■ What the task requires ■
Where does "target" appear in the data? Return each line that holds it.

##### Working data

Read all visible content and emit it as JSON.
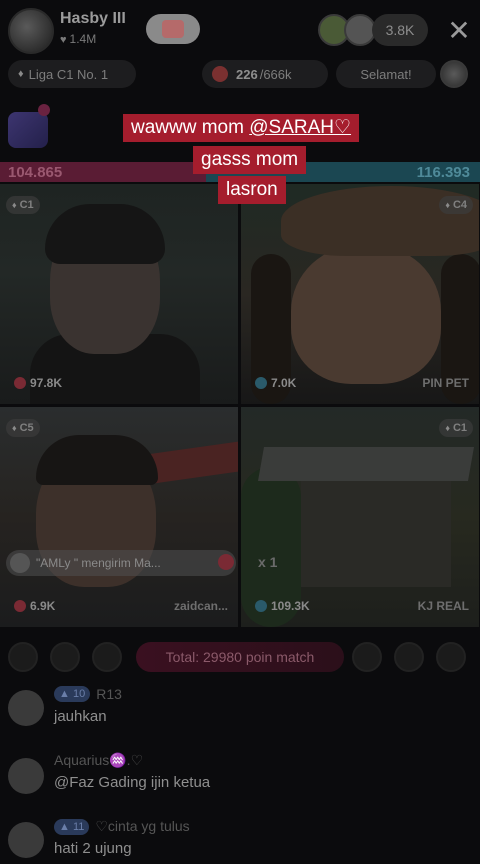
{
  "header": {
    "host_name": "Hasby III",
    "host_likes": "1.4M",
    "viewer_count": "3.8K",
    "close_icon": "close-icon"
  },
  "stats_row": {
    "league_label": "Liga C1 No. 1",
    "score_label": "226",
    "score_suffix": "/666k",
    "congrats_label": "Selamat!"
  },
  "battle": {
    "left_score": "104.865",
    "right_score": "116.393",
    "colors": {
      "left": "#5a1c34",
      "right": "#1b4752"
    },
    "cells": [
      {
        "badge": "C1",
        "score": "97.8K",
        "name": ""
      },
      {
        "badge": "C4",
        "score": "7.0K",
        "name": "PIN PET"
      },
      {
        "badge": "C5",
        "score": "6.9K",
        "name": "zaidcan..."
      },
      {
        "badge": "C1",
        "score": "109.3K",
        "name": "KJ REAL"
      }
    ],
    "gift_banner": "\"AMLy \" mengirim Ma...",
    "gift_count": "x 1"
  },
  "total_label": "Total: 29980 poin match",
  "chat": [
    {
      "level": "10",
      "name": "R13",
      "text": "jauhkan"
    },
    {
      "level": "",
      "name": "Aquarius♒.♡",
      "text": "@Faz Gading ijin ketua"
    },
    {
      "level": "11",
      "name": "♡cinta yg tulus",
      "text": "hati 2 ujung"
    }
  ],
  "overlay": {
    "line1_prefix": "wawww mom ",
    "line1_mention": "@SARAH♡",
    "line2": "gasss mom",
    "line3": "lasron",
    "color": "#a51d2d"
  }
}
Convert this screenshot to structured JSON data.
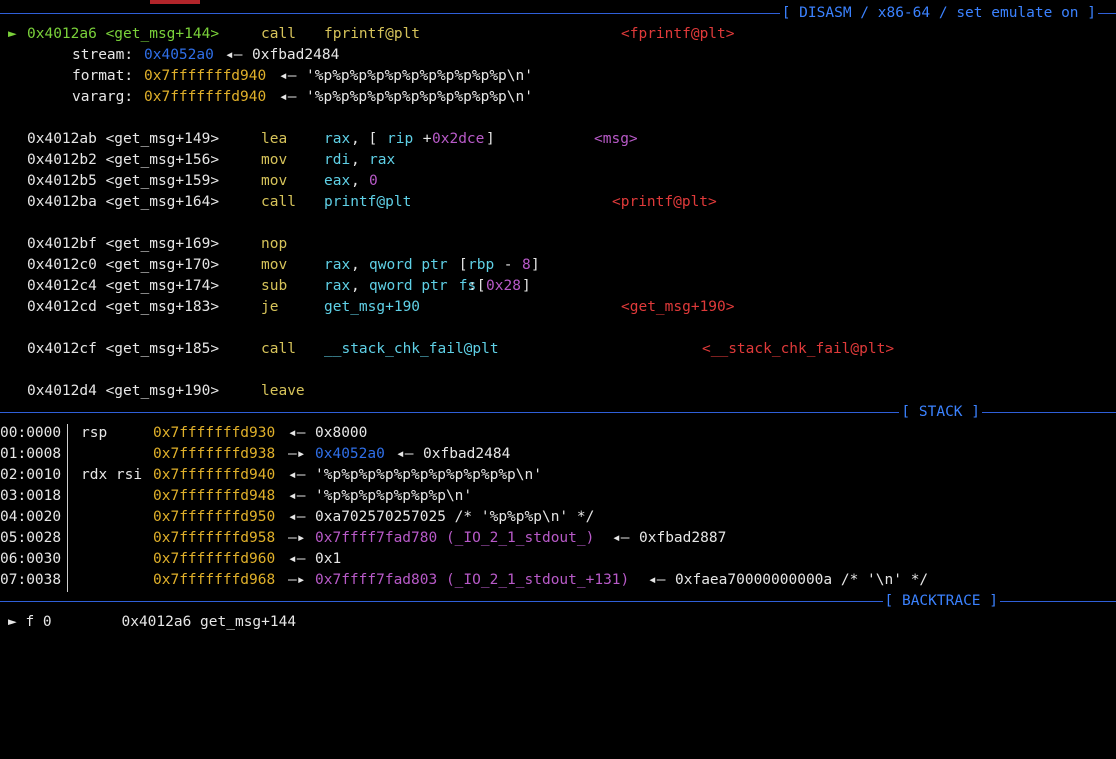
{
  "disasm_header": "[ DISASM / x86-64 / set emulate on ]",
  "stack_header": "[ STACK ]",
  "backtrace_header": "[ BACKTRACE ]",
  "current_marker": "►",
  "current": {
    "address": "0x4012a6 <get_msg+144>",
    "mnemonic": "call",
    "operand": "fprintf@plt",
    "target": "<fprintf@plt>"
  },
  "args": [
    {
      "label": "stream:",
      "addr": "0x4052a0",
      "arrow": "◂—",
      "value": "0xfbad2484"
    },
    {
      "label": "format:",
      "addr": "0x7fffffffd940",
      "arrow": "◂—",
      "value": "'%p%p%p%p%p%p%p%p%p%p%p\\n'"
    },
    {
      "label": "vararg:",
      "addr": "0x7fffffffd940",
      "arrow": "◂—",
      "value": "'%p%p%p%p%p%p%p%p%p%p%p\\n'"
    }
  ],
  "instructions": [
    {
      "address": "0x4012ab <get_msg+149>",
      "mnemonic": "lea",
      "op1": "rax",
      "op_mid": ", [",
      "op2": "rip",
      "op_plus": " + ",
      "op3": "0x2dce",
      "op_end": "]",
      "target": "<msg>"
    },
    {
      "address": "0x4012b2 <get_msg+156>",
      "mnemonic": "mov",
      "op1": "rdi",
      "op_mid": ", ",
      "op2": "rax"
    },
    {
      "address": "0x4012b5 <get_msg+159>",
      "mnemonic": "mov",
      "op1": "eax",
      "op_mid": ", ",
      "op2": "0"
    },
    {
      "address": "0x4012ba <get_msg+164>",
      "mnemonic": "call",
      "op1": "printf@plt",
      "target": "<printf@plt>"
    },
    {
      "address": "0x4012bf <get_msg+169>",
      "mnemonic": "nop"
    },
    {
      "address": "0x4012c0 <get_msg+170>",
      "mnemonic": "mov",
      "op1": "rax",
      "op_mid": ", ",
      "op_kw": "qword ptr",
      "op_br": " [",
      "op2": "rbp",
      "op_minus": " - ",
      "op3": "8",
      "op_end": "]"
    },
    {
      "address": "0x4012c4 <get_msg+174>",
      "mnemonic": "sub",
      "op1": "rax",
      "op_mid": ", ",
      "op_kw": "qword ptr",
      "op_seg": " fs",
      "op_br": ":[",
      "op3": "0x28",
      "op_end": "]"
    },
    {
      "address": "0x4012cd <get_msg+183>",
      "mnemonic": "je",
      "op1": "get_msg+190",
      "target": "<get_msg+190>"
    },
    {
      "address": "0x4012cf <get_msg+185>",
      "mnemonic": "call",
      "op1": "__stack_chk_fail@plt",
      "target": "<__stack_chk_fail@plt>"
    },
    {
      "address": "0x4012d4 <get_msg+190>",
      "mnemonic": "leave"
    }
  ],
  "stack": [
    {
      "index": "00:0000",
      "regs": "rsp",
      "addr": "0x7fffffffd930",
      "arrow": "◂—",
      "value": "0x8000"
    },
    {
      "index": "01:0008",
      "regs": "",
      "addr": "0x7fffffffd938",
      "arrow": "—▸",
      "ptr": "0x4052a0",
      "arrow2": "◂—",
      "value": "0xfbad2484"
    },
    {
      "index": "02:0010",
      "regs": "rdx rsi",
      "addr": "0x7fffffffd940",
      "arrow": "◂—",
      "value": "'%p%p%p%p%p%p%p%p%p%p%p\\n'"
    },
    {
      "index": "03:0018",
      "regs": "",
      "addr": "0x7fffffffd948",
      "arrow": "◂—",
      "value": "'%p%p%p%p%p%p%p\\n'"
    },
    {
      "index": "04:0020",
      "regs": "",
      "addr": "0x7fffffffd950",
      "arrow": "◂—",
      "value": "0xa702570257025 /* '%p%p%p\\n' */"
    },
    {
      "index": "05:0028",
      "regs": "",
      "addr": "0x7fffffffd958",
      "arrow": "—▸",
      "ptr": "0x7ffff7fad780 (_IO_2_1_stdout_)",
      "arrow2": "◂—",
      "value": "0xfbad2887"
    },
    {
      "index": "06:0030",
      "regs": "",
      "addr": "0x7fffffffd960",
      "arrow": "◂—",
      "value": "0x1"
    },
    {
      "index": "07:0038",
      "regs": "",
      "addr": "0x7fffffffd968",
      "arrow": "—▸",
      "ptr": "0x7ffff7fad803 (_IO_2_1_stdout_+131)",
      "arrow2": "◂—",
      "value": "0xfaea70000000000a /* '\\n' */"
    }
  ],
  "backtrace_partial": "► f 0        0x4012a6 get_msg+144"
}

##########

■ Reply ■
    "target": "<fprintf@plt>"
      "target": "<msg>"
      "target": "<printf@plt>"
      "target": "<get_msg+190>"
      "target": "<__stack_chk_fail@plt>"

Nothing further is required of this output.